MISSOULA, Mont.—The Rocky Mountain Elk Foundation, an international conservation organization with a focus on habitat protection and enhancement, has announced its 2008 project grants for Minnesota. Grants will affect Beltrami, Kittson and Marshall counties.
“This is all about ensuring the future of elk, other wildlife and their habitat in Minnesota,” said David Allen, Elk Foundation president and CEO. “Grants are based on revenues from Elk Foundation fundraising banquets in Minnesota, as well as worthy project proposals.”
For 2008, four grants totaling $21,586 will help fund the following Minnesota conservation projects, listed by county:
Kittson County—Establish two new forage openings, reseed two existing openings and enlarge an existing legume plot affecting 90 acres at Skull Lake, Beaches Lake and Caribou wildlife management areas to enhance elk habitat and alleviate depredation issues; treat brush and aspen encroachment on 380 acres at Caribou, Beaches Lake and East Park wildlife management areas.
Marshall County—Plant 79 acres of forage openings at Grygla and Wapiti wildlife management areas to enhance elk habitat and alleviate depredation issues (also affects Beltrami County); shear and mow 250 acres of brush at Grygla, Wapiti and Moose River wildlife management areas to return area to early stages of vegetative succession, provide a mosaic of habitat types, and prepare for prescribed fire treatment in the future (also affects Beltrami County).
Since 1984, the Elk Foundation and its partners have completed more than 70 conservation projects in Minnesota with a value of nearly $1.4 million. Partners for 2008 projects in Minnesota include the Minnesota Department of Natural Resources and MDHA North Red River Chapter.
About the Rocky Mountain Elk Foundation
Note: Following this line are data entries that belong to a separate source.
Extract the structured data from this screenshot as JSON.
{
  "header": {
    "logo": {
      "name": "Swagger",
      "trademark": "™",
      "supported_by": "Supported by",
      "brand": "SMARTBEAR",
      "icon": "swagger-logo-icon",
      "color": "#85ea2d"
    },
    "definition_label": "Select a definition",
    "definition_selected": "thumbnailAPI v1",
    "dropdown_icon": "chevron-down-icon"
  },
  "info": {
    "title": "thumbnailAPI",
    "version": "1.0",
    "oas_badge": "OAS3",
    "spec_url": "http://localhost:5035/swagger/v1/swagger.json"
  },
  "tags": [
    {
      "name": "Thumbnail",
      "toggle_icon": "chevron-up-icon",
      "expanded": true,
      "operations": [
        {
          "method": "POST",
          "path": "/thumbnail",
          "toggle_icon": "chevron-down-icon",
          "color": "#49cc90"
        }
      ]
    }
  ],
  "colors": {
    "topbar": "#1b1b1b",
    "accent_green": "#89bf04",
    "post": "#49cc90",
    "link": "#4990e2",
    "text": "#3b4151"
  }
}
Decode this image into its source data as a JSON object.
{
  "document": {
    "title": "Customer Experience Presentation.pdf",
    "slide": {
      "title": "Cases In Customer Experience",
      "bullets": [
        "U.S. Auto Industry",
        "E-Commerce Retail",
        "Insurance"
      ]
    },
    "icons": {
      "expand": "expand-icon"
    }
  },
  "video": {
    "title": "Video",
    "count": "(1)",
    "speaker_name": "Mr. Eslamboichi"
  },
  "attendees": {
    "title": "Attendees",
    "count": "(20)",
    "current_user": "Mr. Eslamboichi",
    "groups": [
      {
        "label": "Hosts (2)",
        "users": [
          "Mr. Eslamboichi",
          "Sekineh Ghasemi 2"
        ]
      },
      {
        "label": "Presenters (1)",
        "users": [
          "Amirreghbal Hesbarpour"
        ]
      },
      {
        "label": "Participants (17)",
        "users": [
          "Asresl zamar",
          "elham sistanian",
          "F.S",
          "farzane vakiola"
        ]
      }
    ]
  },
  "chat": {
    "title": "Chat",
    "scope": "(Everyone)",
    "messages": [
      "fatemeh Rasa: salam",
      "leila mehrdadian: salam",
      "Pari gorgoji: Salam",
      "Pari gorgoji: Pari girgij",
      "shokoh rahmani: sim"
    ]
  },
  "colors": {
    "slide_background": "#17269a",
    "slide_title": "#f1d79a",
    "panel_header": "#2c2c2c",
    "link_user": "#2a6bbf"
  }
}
Founded in 1984 and headquartered in Missoula, Mont., the Rocky Mountain Elk Foundation is a nonprofit organization dedicated to ensuring the future of elk, other wildlife and their habitat. The Elk Foundation and its partners have permanently protected or enhanced over 5.2 million acres, a land area larger than Connecticut, Delaware and District of Columbia combined. More than 500,000 acres previously closed to public access are now open for hunting, fishing and other recreation. The Elk Foundation has more than 150,000 members, a staff of 150 and 10,000 active volunteers. To help protect wild elk country or learn more about the Rocky Mountain Elk Foundation, visit www.elkfoundation.org or call 800-CALL-ELK.